The last two guidelines are focused more on reminding practitioners to use tests responsibly by exercising professional responsibility and by conducting oneself in a respectful manner. Bonta feels that it is important that criminal justice workers should remember the importance of the tests being conducted and that they not only affect the offender but also the safety of the staff and officers where the offender is placed. Additionally, Bonta points out that the instruments used should adhere to the principle of the least restrictive alternative and should not interfere or put undue strain on the offender if it is not absolutely necessary (Bonta, 2002).
Regardless of whether the risk assessment instrument being used is designed mainly using static or dynamic risk factors it is important that the instrument being used was designed to predict the behavior in question and that the validity of the instrument has been shown for the population it is to be used on. Although static and dynamic risk factors differ from each other in what they can predict and how they are to be used, both have been shown to work well with certain groups when used properly.
Andrews, D. & Bonta, J. (2003). The Psychology of Criminal Conduct, Cincinnati, OH: Anderson Press, Ch 6.
Bonta, J. (2002). Offender Risk Assessment: Guidelines for Selection and Use. Criminal Justice and Behavior, 29: 355-379.
Van Voorhis, P., Braswell, M., & Lester, D. (2007). Correctional Counseling and Rehabilitation, 6th ed., Cincinnati, OH: Anderson Press., Ch 7.
Van Voorhis, P., Salisbury, E., Wright, E., & Bauman, A. (2008). Achieving Accurate Pictures of Risk and Identifying Gender-Responsive Needs: Two New Assessments for Women Offenders.
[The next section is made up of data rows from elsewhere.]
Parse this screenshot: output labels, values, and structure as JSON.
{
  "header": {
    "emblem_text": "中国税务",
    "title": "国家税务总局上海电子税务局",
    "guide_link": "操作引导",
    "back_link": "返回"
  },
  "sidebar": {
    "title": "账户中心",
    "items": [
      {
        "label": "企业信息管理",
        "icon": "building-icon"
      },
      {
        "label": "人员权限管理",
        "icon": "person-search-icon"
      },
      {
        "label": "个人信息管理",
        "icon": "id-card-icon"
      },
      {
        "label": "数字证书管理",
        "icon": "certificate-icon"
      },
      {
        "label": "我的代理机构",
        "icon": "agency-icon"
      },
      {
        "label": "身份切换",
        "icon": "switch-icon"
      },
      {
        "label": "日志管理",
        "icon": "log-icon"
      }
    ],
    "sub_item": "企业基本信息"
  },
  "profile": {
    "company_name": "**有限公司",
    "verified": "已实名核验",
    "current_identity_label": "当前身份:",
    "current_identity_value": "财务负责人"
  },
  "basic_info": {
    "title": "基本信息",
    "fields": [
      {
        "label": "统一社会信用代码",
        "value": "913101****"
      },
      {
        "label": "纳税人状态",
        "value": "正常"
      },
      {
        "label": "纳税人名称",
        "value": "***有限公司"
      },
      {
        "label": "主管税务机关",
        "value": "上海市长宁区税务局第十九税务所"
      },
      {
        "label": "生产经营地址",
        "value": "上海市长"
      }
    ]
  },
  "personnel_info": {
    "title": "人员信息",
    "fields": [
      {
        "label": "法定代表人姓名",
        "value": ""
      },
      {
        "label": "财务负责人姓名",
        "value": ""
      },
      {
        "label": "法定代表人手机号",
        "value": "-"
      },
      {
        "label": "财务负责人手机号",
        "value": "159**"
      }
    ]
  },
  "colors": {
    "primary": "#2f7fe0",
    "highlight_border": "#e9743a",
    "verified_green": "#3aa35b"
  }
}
Washinton, D.C.: United States Department of Justice: National Institute of Corrections.